their success after patenting the first portable gramophone in
It was founded in 1849, when Barnett Samuel moved from Sheffield
to found a musical instrument business in London.The following
dates show that the concertina seen recently with this label
dates from 1878 or later.
- 1849: 31 Houndsditch and 27a Duke Street.
- 1872: Barnett Samuel & Sons
- 1878: 32 Worship Street, London, E.C.
- 1901: Barnett Samuel & Sons Ltd
The four sided instruments made by Henry Harley are some of the most
distinctive in the Horniman collection. They use the same construction
techniques as German made instruments. The first listing for Harley appears in
1874 at 22 Brunswick Place, City Road, N. London and these listings continue at
the same address until 1888. An instrument bearing a Harley label has been
indentified by Dr. Maria Dunkel as being made by the German maker Bassler (of
Grünberg, Saxony). According to Stephen Chambers (2004):
Harley seems to have modified German concertinas to give them a more
"English" appearance.

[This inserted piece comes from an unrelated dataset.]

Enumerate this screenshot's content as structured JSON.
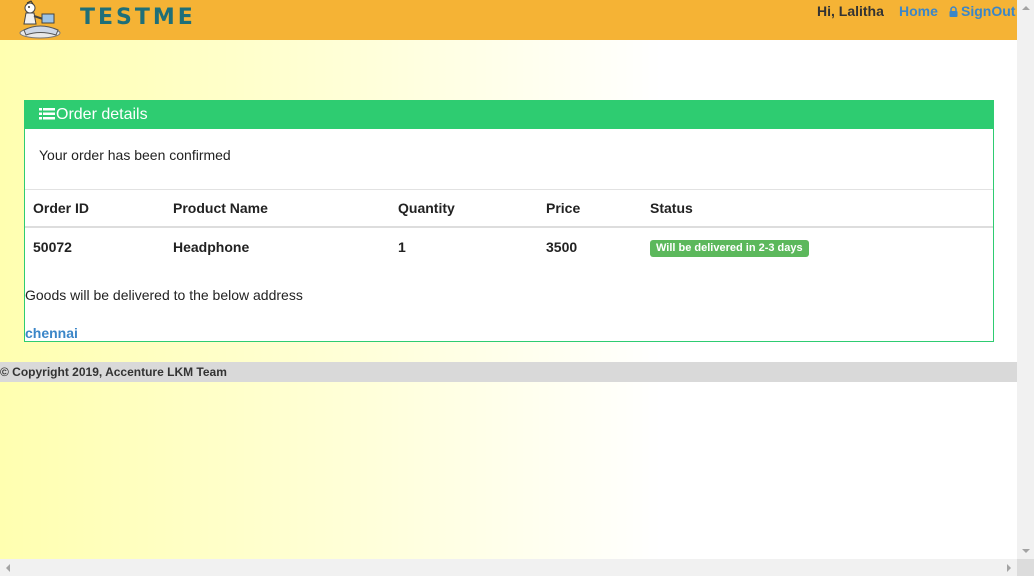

This "Anglicisation" (or should that be "Anglo-icisation"
?) usually involved cutting out the areas of the end that had a pattern of
holes drilled in them, German-style, and replacing them with fresh timber in
which fretwork was cut, English-style. The ends were then sanded down
(which tended to also obscure the numbers of the buttons stamped into them,
German-style) and ebonised (to hide what had been done). The German woodscrews
in the ends were replaced with endbolts, and they were given leather bellows.
He also added some extra notes, with smaller buttons, to them.
John Henry Ebblewhite styled himself 'real Maker and Importer' and
claimed to be able to supply any type of instrument at a low price, including
a 'Best English Concertina, "Double Action", in Rosewood Case for £3 10s"
. Founded about 1840, the firm was based at Aldgate.
There seem to be two E. Myers associated with concertinas. Edward Myers
was a concertina dealer,and in May 1856, having obtained an Interim Order of
Protection from Process, he appeared as an Insolvent Debtor at the Court House,
Portugal Street. At this time he operated from Mount Street, Whitechapel Road.
In the same year, Emanuel Myers is listed at 7A Crown Row,Walworth rd,
and in 1865 we have E. Myers of 1 Black Prince row, Walworth Rd listed as a
musical instrument manufacturer. Entries from 1869 to 1884 give Emanuel Myers at
27 Walworth rd SE, and instruments bearing this label are reported as being made
by George Jones.
As the name of J.J Vickers is found stamped inside many instruments, it is
worth briefly documenting the firm here. Vickers were established in 1887
according to their own labels, and became the largest concertina dealer in the
London area. They were located in Royal Hill, Greenwich, becoming J.J. Vickers
& Son about 1923. They were still operating in the late 1950s, and are
listed in the ICA handbook for 1957.
In a recent discussion at concertina.net, it has been stated that R.Carr was
an outworker for Jeffries, and some of his instruments became available when the
contents of his workshop were sold after his death. It therefore seems that he
was no longer working for Jeffries, so perhaps these instruments may date to the
early 1920s, when the Jeffries company broke up.
A few instruments, of both Lachenal and Jones origin, have been reported
bearing the label of J. Wallis, Euston Road. The firm was established in 1848 at
Providence Street, Walworth, and from 1858 was at 6 Union st. Borough SE,
moving to No 14 in 1865. The firm moved to 133 & 135 Euston Road in 1867,
where they remained until 1928. The firm became J Wallis & Son in 1887.